"You always need to have the belief that you're going to win, even from six-nil behind, because if you don't think that you cannot win that game, you need to believe in yourself," he tells me. "I played poorly in the game but I still took the win and took the game over the line and it's really important to do that."
Van Gerwen seems to speak only as if he's giving a post-match interview. There is no space for self-doubt of any kind, no wiggle room for a contemplative musing: there is only one thing MVG thinks about, and it's winning, all the time.
"If I play a game of Monopoly I want to win. If I'm not winning I'm gutted, that's the way I've always treated games, life, anything."
But does he want a career at the top as long as, say, Phil Taylor? "Why would I? I want to enjoy life as well."
A man who quite visibly enjoys his life is Edinburgh man Gary Anderson. Even when losing, Anderson can muster a cheeky chuckle to himself.

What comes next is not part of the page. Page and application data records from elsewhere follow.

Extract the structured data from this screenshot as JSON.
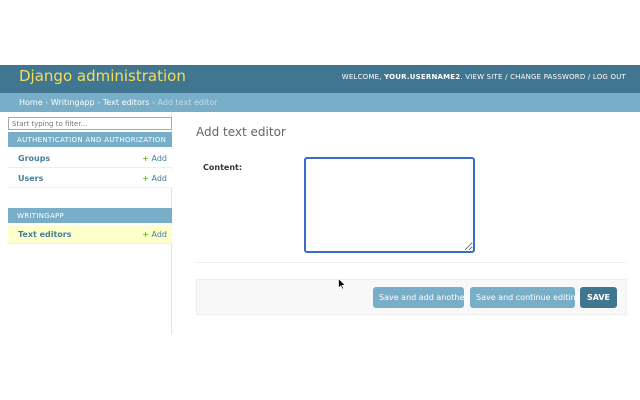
{
  "header": {
    "site_name": "Django administration",
    "welcome": "WELCOME, ",
    "username": "YOUR.USERNAME2",
    "links": [
      "VIEW SITE",
      "CHANGE PASSWORD",
      "LOG OUT"
    ],
    "separator": " / "
  },
  "breadcrumbs": {
    "items": [
      "Home",
      "Writingapp",
      "Text editors"
    ],
    "current": "Add text editor",
    "separator": " › "
  },
  "sidebar": {
    "filter_placeholder": "Start typing to filter...",
    "modules": [
      {
        "caption": "AUTHENTICATION AND AUTHORIZATION",
        "models": [
          {
            "name": "Groups",
            "add": "Add"
          },
          {
            "name": "Users",
            "add": "Add"
          }
        ]
      },
      {
        "caption": "WRITINGAPP",
        "models": [
          {
            "name": "Text editors",
            "add": "Add"
          }
        ]
      }
    ],
    "add_plus": "+"
  },
  "main": {
    "title": "Add text editor",
    "fields": [
      {
        "label": "Content:",
        "value": ""
      }
    ]
  },
  "submit_row": {
    "save_add_another": "Save and add another",
    "save_continue": "Save and continue editing",
    "save": "SAVE"
  },
  "colors": {
    "header_bg": "#417690",
    "site_name": "#f5dd5d",
    "breadcrumbs_bg": "#79aec8",
    "link": "#447e9b",
    "add_plus": "#70bf2b",
    "current_row_bg": "#ffffcc",
    "textarea_focus": "#3a6dc4"
  }
}
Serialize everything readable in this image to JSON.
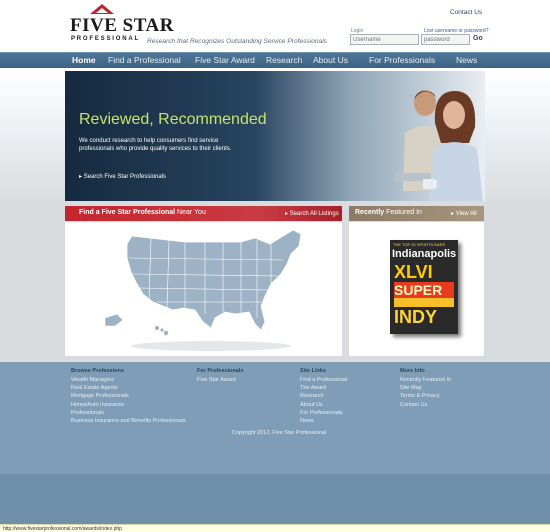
{
  "header": {
    "logo_name": "FIVE STAR",
    "logo_sub": "PROFESSIONAL",
    "tagline": "Research that Recognizes Outstanding Service Professionals",
    "contact_link": "Contact Us",
    "login_label": "Login",
    "forgot_link": "Lost username or password?",
    "username_placeholder": "Username",
    "password_placeholder": "password",
    "go_label": "Go"
  },
  "nav": {
    "items": [
      "Home",
      "Find a Professional",
      "Five Star Award",
      "Research",
      "About Us",
      "For Professionals",
      "News"
    ],
    "active": "Home"
  },
  "hero": {
    "title": "Reviewed, Recommended",
    "description": "We conduct research to help consumers find service professionals who provide quality services to their clients.",
    "cta": "Search Five Star Professionals"
  },
  "find": {
    "title_bold": "Find a Five Star Professional",
    "title_light": " Near You",
    "search_all": "Search All Listings"
  },
  "featured": {
    "title_bold": "Recently",
    "title_light": " Featured In",
    "view_all": "View All",
    "magazine": {
      "topline": "THE TOP 20 SPORTS BARS",
      "city": "Indianapolis",
      "line1": "XLVI",
      "line2": "SUPER",
      "line3": "INDY"
    }
  },
  "footer": {
    "columns": [
      {
        "heading": "Browse Professions",
        "items": [
          "Wealth Managers",
          "Real Estate Agents",
          "Mortgage Professionals",
          "Home/Auto Insurance",
          "Professionals",
          "Business Insurance and Benefits Professionals"
        ]
      },
      {
        "heading": "For Professionals",
        "items": [
          "Five Star Award"
        ]
      },
      {
        "heading": "Site Links",
        "items": [
          "Find a Professional",
          "The Award",
          "Research",
          "About Us",
          "For Professionals",
          "News"
        ]
      },
      {
        "heading": "More Info",
        "items": [
          "Recently Featured In",
          "Site Map",
          "Terms & Privacy",
          "Contact Us"
        ]
      }
    ],
    "copyright": "Copyright 2012, Five Star Professional"
  },
  "status_bar": "http://www.fivestarprofessional.com/awards/index.php",
  "colors": {
    "nav_blue": "#3c6385",
    "accent_red": "#c4262e",
    "hero_green": "#c8e26b",
    "featured_tan": "#8b7a66",
    "footer_blue": "#7f9db6"
  }
}
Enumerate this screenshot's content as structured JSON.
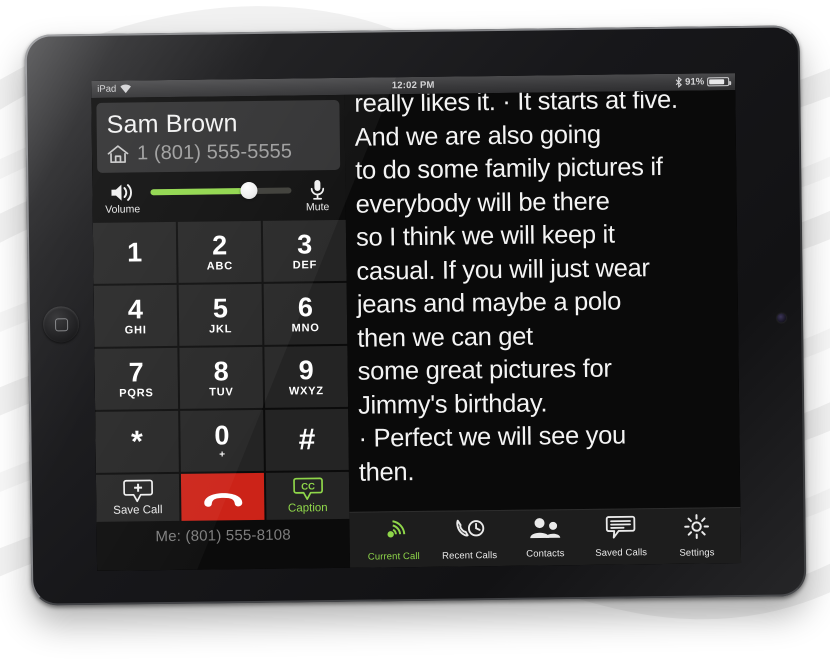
{
  "device": {
    "name": "iPad",
    "home_button": "home-button",
    "camera": "front-camera"
  },
  "status_bar": {
    "carrier": "iPad",
    "wifi_icon": "wifi-icon",
    "time": "12:02 PM",
    "bluetooth_icon": "bluetooth-icon",
    "battery_percent": "91%",
    "battery_icon": "battery-icon",
    "battery_level": 91
  },
  "contact": {
    "name": "Sam Brown",
    "number": "1 (801) 555-5555",
    "location_icon": "home-icon"
  },
  "volume": {
    "label": "Volume",
    "speaker_icon": "speaker-icon",
    "level": 70
  },
  "mute": {
    "label": "Mute",
    "icon": "microphone-icon"
  },
  "keypad": [
    {
      "digit": "1",
      "letters": ""
    },
    {
      "digit": "2",
      "letters": "ABC"
    },
    {
      "digit": "3",
      "letters": "DEF"
    },
    {
      "digit": "4",
      "letters": "GHI"
    },
    {
      "digit": "5",
      "letters": "JKL"
    },
    {
      "digit": "6",
      "letters": "MNO"
    },
    {
      "digit": "7",
      "letters": "PQRS"
    },
    {
      "digit": "8",
      "letters": "TUV"
    },
    {
      "digit": "9",
      "letters": "WXYZ"
    },
    {
      "digit": "*",
      "letters": ""
    },
    {
      "digit": "0",
      "letters": "+"
    },
    {
      "digit": "#",
      "letters": ""
    }
  ],
  "actions": {
    "save_call_label": "Save Call",
    "save_call_icon": "speech-bubble-plus-icon",
    "end_call_icon": "end-call-handset-icon",
    "caption_label": "Caption",
    "caption_icon": "cc-bubble-icon"
  },
  "me_line": "Me: (801) 555-8108",
  "caption": {
    "lines": [
      "really likes it.  · It starts at five.",
      "And we are also going",
      "to do some family pictures if",
      "everybody will be there",
      "so I think we will keep it",
      "casual. If you will just wear",
      "jeans and maybe a polo",
      "then we can get",
      "some great pictures  for",
      "Jimmy's birthday.",
      " · Perfect we will see you",
      "then."
    ]
  },
  "tabs": [
    {
      "label": "Current Call",
      "icon": "current-call-icon",
      "active": true
    },
    {
      "label": "Recent Calls",
      "icon": "recent-calls-icon",
      "active": false
    },
    {
      "label": "Contacts",
      "icon": "contacts-icon",
      "active": false
    },
    {
      "label": "Saved Calls",
      "icon": "saved-calls-icon",
      "active": false
    },
    {
      "label": "Settings",
      "icon": "settings-gear-icon",
      "active": false
    }
  ],
  "colors": {
    "accent_green": "#8fd64a",
    "end_call_red": "#cc2318",
    "panel_dark": "#242424",
    "screen_black": "#0a0a0a"
  }
}
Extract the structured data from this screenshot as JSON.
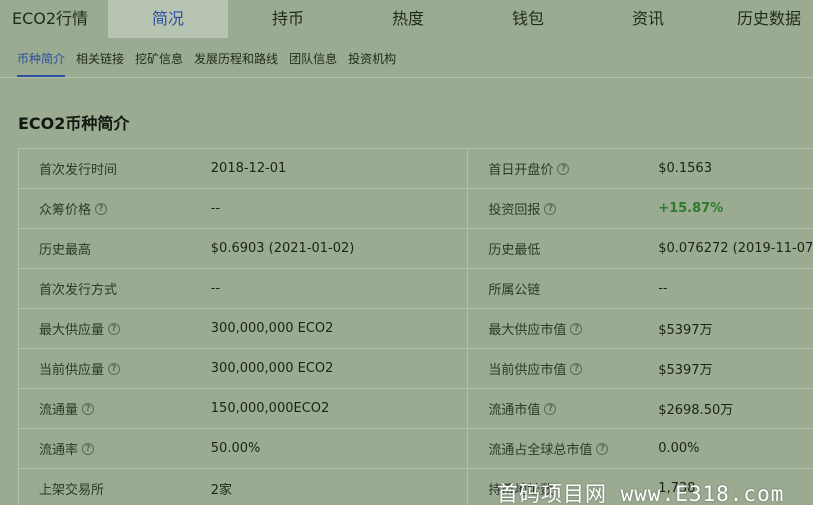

"They're taking themselves too serious." Anderson says of po-faced fellow players. "I never take anything too serious. If I'm struggling I'll just laugh at myself and say 'this is pathetic', to me it's just a joke. 'You're making a mess of this Anderson.' Unfortunately there's only one person that's winning everything and that's Michael Van Gerwen. It'd be nice to win everything, but I know it's more or less impossible to win everything. That's just the way I am."
It's the kind of self-effacing talk you'd hear from a pub-team player, but it's that humble charm that makes Gary Anderson's incredible skill all the more impressive. If Van Gerwen gets his mettle from steely determination, Anderson draws on a shrugging cool to power his way to the top. They are two diametrically opposed players with different attitudes and outlooks, and in many ways represent two different aspects of the darting world. Van Gerwen is the embodiment of the sport's elevation to legitimacy, an undeniable expert whose throw is poetic. Anderson is the old schooler who loves what he does, whatever the weather, the people's champion, the local hero. Even if he does wear glasses now.
"I don't look too great in them, but I'm happy with the way they've been going. I'm coming up for 46 and it's the first time I've had to wear glasses. Everything's crystal clear, I can see every pimple and every crack in that dart board, which is great, but 'cuz I touch my eye with my dart, I hit my glasses. I've had to learn to change my throw a wee bit. It's getting there, it's not there 100%."
Will it be ready for the Worlds?
"We'll soon find out, won't we?"